→ TASK TO CARRY OUT: With nothing added or dropped, output every record below exactly.

→ EXERCISE DATA:
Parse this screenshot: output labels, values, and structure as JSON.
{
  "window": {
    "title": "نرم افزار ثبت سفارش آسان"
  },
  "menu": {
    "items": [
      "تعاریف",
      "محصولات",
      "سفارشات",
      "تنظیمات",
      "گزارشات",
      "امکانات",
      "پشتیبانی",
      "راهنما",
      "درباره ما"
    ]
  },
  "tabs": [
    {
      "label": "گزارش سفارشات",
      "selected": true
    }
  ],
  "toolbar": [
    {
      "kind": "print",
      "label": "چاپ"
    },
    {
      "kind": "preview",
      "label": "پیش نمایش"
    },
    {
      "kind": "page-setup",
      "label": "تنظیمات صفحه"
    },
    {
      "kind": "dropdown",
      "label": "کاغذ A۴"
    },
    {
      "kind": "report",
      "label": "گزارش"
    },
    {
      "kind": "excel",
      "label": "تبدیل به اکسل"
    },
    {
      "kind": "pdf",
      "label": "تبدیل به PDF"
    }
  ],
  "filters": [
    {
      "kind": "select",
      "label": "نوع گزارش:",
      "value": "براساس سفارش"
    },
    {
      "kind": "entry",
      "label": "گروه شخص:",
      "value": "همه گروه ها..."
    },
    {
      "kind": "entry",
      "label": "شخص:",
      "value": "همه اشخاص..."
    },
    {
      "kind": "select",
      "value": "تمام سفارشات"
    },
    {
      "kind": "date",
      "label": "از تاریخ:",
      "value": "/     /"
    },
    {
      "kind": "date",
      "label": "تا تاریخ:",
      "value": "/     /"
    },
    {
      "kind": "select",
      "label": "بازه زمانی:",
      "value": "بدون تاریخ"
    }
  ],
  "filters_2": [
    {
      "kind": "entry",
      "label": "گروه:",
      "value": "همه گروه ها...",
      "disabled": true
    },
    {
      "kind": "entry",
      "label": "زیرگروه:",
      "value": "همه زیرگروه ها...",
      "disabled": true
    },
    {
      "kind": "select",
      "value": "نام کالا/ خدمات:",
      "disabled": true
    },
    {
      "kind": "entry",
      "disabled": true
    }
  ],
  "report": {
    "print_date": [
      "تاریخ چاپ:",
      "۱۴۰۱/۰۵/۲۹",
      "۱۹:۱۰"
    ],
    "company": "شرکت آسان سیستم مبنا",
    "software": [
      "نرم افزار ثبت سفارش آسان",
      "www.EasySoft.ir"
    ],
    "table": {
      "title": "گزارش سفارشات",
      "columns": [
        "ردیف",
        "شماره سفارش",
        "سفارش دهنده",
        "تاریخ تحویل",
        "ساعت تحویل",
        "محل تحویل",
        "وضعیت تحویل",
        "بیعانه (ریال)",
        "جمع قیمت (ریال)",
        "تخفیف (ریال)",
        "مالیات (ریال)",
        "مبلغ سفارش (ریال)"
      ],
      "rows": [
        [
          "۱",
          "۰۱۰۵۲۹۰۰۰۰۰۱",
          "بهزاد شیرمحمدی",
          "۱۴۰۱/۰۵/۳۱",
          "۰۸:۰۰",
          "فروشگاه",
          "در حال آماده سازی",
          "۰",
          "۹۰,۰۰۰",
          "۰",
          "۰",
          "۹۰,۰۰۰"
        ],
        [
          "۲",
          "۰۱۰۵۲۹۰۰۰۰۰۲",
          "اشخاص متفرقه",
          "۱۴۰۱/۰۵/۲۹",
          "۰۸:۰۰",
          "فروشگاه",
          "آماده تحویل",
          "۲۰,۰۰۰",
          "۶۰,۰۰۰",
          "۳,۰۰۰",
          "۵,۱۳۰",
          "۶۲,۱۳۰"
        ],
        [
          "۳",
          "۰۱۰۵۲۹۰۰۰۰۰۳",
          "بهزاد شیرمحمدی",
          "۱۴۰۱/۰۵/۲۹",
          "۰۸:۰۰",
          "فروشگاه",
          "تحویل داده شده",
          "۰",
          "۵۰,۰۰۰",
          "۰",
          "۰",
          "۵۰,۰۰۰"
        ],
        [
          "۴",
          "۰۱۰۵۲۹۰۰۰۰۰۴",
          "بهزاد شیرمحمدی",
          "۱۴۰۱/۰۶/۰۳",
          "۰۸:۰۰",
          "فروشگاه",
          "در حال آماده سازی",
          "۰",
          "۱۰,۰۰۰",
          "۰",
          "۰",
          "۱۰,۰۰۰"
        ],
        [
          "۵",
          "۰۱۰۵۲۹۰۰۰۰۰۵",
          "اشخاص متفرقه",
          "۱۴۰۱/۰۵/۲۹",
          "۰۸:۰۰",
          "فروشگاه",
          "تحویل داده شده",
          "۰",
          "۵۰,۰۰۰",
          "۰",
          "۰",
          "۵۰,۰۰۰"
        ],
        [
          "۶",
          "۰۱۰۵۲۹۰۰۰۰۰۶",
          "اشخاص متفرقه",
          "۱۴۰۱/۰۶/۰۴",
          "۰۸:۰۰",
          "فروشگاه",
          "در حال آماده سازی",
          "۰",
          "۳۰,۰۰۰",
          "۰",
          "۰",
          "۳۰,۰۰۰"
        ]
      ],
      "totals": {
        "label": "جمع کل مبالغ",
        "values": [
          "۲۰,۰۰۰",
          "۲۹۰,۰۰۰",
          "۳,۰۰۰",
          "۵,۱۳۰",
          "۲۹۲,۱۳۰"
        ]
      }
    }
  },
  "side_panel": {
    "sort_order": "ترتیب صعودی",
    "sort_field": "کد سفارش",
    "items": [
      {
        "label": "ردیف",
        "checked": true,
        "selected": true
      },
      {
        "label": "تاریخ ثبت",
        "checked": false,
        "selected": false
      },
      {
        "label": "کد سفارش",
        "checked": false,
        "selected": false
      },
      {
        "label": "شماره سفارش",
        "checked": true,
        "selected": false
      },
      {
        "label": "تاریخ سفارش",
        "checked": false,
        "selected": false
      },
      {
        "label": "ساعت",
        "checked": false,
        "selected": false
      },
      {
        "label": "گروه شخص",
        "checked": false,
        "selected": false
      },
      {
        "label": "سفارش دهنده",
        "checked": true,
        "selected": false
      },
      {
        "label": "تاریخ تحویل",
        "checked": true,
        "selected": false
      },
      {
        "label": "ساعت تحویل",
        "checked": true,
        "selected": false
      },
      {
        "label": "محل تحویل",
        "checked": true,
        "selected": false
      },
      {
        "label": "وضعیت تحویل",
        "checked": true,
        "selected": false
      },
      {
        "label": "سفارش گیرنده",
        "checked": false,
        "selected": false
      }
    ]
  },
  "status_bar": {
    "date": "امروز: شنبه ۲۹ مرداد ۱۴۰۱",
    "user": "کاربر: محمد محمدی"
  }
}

→ RESPONSE AREA:
Parse this screenshot: output labels, values, and structure as JSON.
{
  "window": {
    "title": "نرم افزار ثبت سفارش آسان"
  },
  "menu": {
    "items": [
      "تعاریف",
      "محصولات",
      "سفارشات",
      "تنظیمات",
      "گزارشات",
      "امکانات",
      "پشتیبانی",
      "راهنما",
      "درباره ما"
    ]
  },
  "tabs": [
    {
      "label": "گزارش سفارشات",
      "selected": true
    }
  ],
  "toolbar": [
    {
      "kind": "print",
      "label": "چاپ"
    },
    {
      "kind": "preview",
      "label": "پیش نمایش"
    },
    {
      "kind": "page-setup",
      "label": "تنظیمات صفحه"
    },
    {
      "kind": "dropdown",
      "label": "کاغذ A۴"
    },
    {
      "kind": "report",
      "label": "گزارش"
    },
    {
      "kind": "excel",
      "label": "تبدیل به اکسل"
    },
    {
      "kind": "pdf",
      "label": "تبدیل به PDF"
    }
  ],
  "filters": [
    {
      "kind": "select",
      "label": "نوع گزارش:",
      "value": "براساس سفارش"
    },
    {
      "kind": "entry",
      "label": "گروه شخص:",
      "value": "همه گروه ها..."
    },
    {
      "kind": "entry",
      "label": "شخص:",
      "value": "همه اشخاص..."
    },
    {
      "kind": "select",
      "value": "تمام سفارشات"
    },
    {
      "kind": "date",
      "label": "از تاریخ:",
      "value": "/     /"
    },
    {
      "kind": "date",
      "label": "تا تاریخ:",
      "value": "/     /"
    },
    {
      "kind": "select",
      "label": "بازه زمانی:",
      "value": "بدون تاریخ"
    }
  ],
  "filters_2": [
    {
      "kind": "entry",
      "label": "گروه:",
      "value": "همه گروه ها...",
      "disabled": true
    },
    {
      "kind": "entry",
      "label": "زیرگروه:",
      "value": "همه زیرگروه ها...",
      "disabled": true
    },
    {
      "kind": "select",
      "value": "نام کالا/ خدمات:",
      "disabled": true
    },
    {
      "kind": "entry",
      "disabled": true
    }
  ],
  "report": {
    "print_date": [
      "تاریخ چاپ:",
      "۱۴۰۱/۰۵/۲۹",
      "۱۹:۱۰"
    ],
    "company": "شرکت آسان سیستم مبنا",
    "software": [
      "نرم افزار ثبت سفارش آسان",
      "www.EasySoft.ir"
    ],
    "table": {
      "title": "گزارش سفارشات",
      "columns": [
        "ردیف",
        "شماره سفارش",
        "سفارش دهنده",
        "تاریخ تحویل",
        "ساعت تحویل",
        "محل تحویل",
        "وضعیت تحویل",
        "بیعانه (ریال)",
        "جمع قیمت (ریال)",
        "تخفیف (ریال)",
        "مالیات (ریال)",
        "مبلغ سفارش (ریال)"
      ],
      "rows": [
        [
          "۱",
          "۰۱۰۵۲۹۰۰۰۰۰۱",
          "بهزاد شیرمحمدی",
          "۱۴۰۱/۰۵/۳۱",
          "۰۸:۰۰",
          "فروشگاه",
          "در حال آماده سازی",
          "۰",
          "۹۰,۰۰۰",
          "۰",
          "۰",
          "۹۰,۰۰۰"
        ],
        [
          "۲",
          "۰۱۰۵۲۹۰۰۰۰۰۲",
          "اشخاص متفرقه",
          "۱۴۰۱/۰۵/۲۹",
          "۰۸:۰۰",
          "فروشگاه",
          "آماده تحویل",
          "۲۰,۰۰۰",
          "۶۰,۰۰۰",
          "۳,۰۰۰",
          "۵,۱۳۰",
          "۶۲,۱۳۰"
        ],
        [
          "۳",
          "۰۱۰۵۲۹۰۰۰۰۰۳",
          "بهزاد شیرمحمدی",
          "۱۴۰۱/۰۵/۲۹",
          "۰۸:۰۰",
          "فروشگاه",
          "تحویل داده شده",
          "۰",
          "۵۰,۰۰۰",
          "۰",
          "۰",
          "۵۰,۰۰۰"
        ],
        [
          "۴",
          "۰۱۰۵۲۹۰۰۰۰۰۴",
          "بهزاد شیرمحمدی",
          "۱۴۰۱/۰۶/۰۳",
          "۰۸:۰۰",
          "فروشگاه",
          "در حال آماده سازی",
          "۰",
          "۱۰,۰۰۰",
          "۰",
          "۰",
          "۱۰,۰۰۰"
        ],
        [
          "۵",
          "۰۱۰۵۲۹۰۰۰۰۰۵",
          "اشخاص متفرقه",
          "۱۴۰۱/۰۵/۲۹",
          "۰۸:۰۰",
          "فروشگاه",
          "تحویل داده شده",
          "۰",
          "۵۰,۰۰۰",
          "۰",
          "۰",
          "۵۰,۰۰۰"
        ],
        [
          "۶",
          "۰۱۰۵۲۹۰۰۰۰۰۶",
          "اشخاص متفرقه",
          "۱۴۰۱/۰۶/۰۴",
          "۰۸:۰۰",
          "فروشگاه",
          "در حال آماده سازی",
          "۰",
          "۳۰,۰۰۰",
          "۰",
          "۰",
          "۳۰,۰۰۰"
        ]
      ],
      "totals": {
        "label": "جمع کل مبالغ",
        "values": [
          "۲۰,۰۰۰",
          "۲۹۰,۰۰۰",
          "۳,۰۰۰",
          "۵,۱۳۰",
          "۲۹۲,۱۳۰"
        ]
      }
    }
  },
  "side_panel": {
    "sort_order": "ترتیب صعودی",
    "sort_field": "کد سفارش",
    "items": [
      {
        "label": "ردیف",
        "checked": true,
        "selected": true
      },
      {
        "label": "تاریخ ثبت",
        "checked": false,
        "selected": false
      },
      {
        "label": "کد سفارش",
        "checked": false,
        "selected": false
      },
      {
        "label": "شماره سفارش",
        "checked": true,
        "selected": false
      },
      {
        "label": "تاریخ سفارش",
        "checked": false,
        "selected": false
      },
      {
        "label": "ساعت",
        "checked": false,
        "selected": false
      },
      {
        "label": "گروه شخص",
        "checked": false,
        "selected": false
      },
      {
        "label": "سفارش دهنده",
        "checked": true,
        "selected": false
      },
      {
        "label": "تاریخ تحویل",
        "checked": true,
        "selected": false
      },
      {
        "label": "ساعت تحویل",
        "checked": true,
        "selected": false
      },
      {
        "label": "محل تحویل",
        "checked": true,
        "selected": false
      },
      {
        "label": "وضعیت تحویل",
        "checked": true,
        "selected": false
      },
      {
        "label": "سفارش گیرنده",
        "checked": false,
        "selected": false
      }
    ]
  },
  "status_bar": {
    "date": "امروز: شنبه ۲۹ مرداد ۱۴۰۱",
    "user": "کاربر: محمد محمدی"
  }
}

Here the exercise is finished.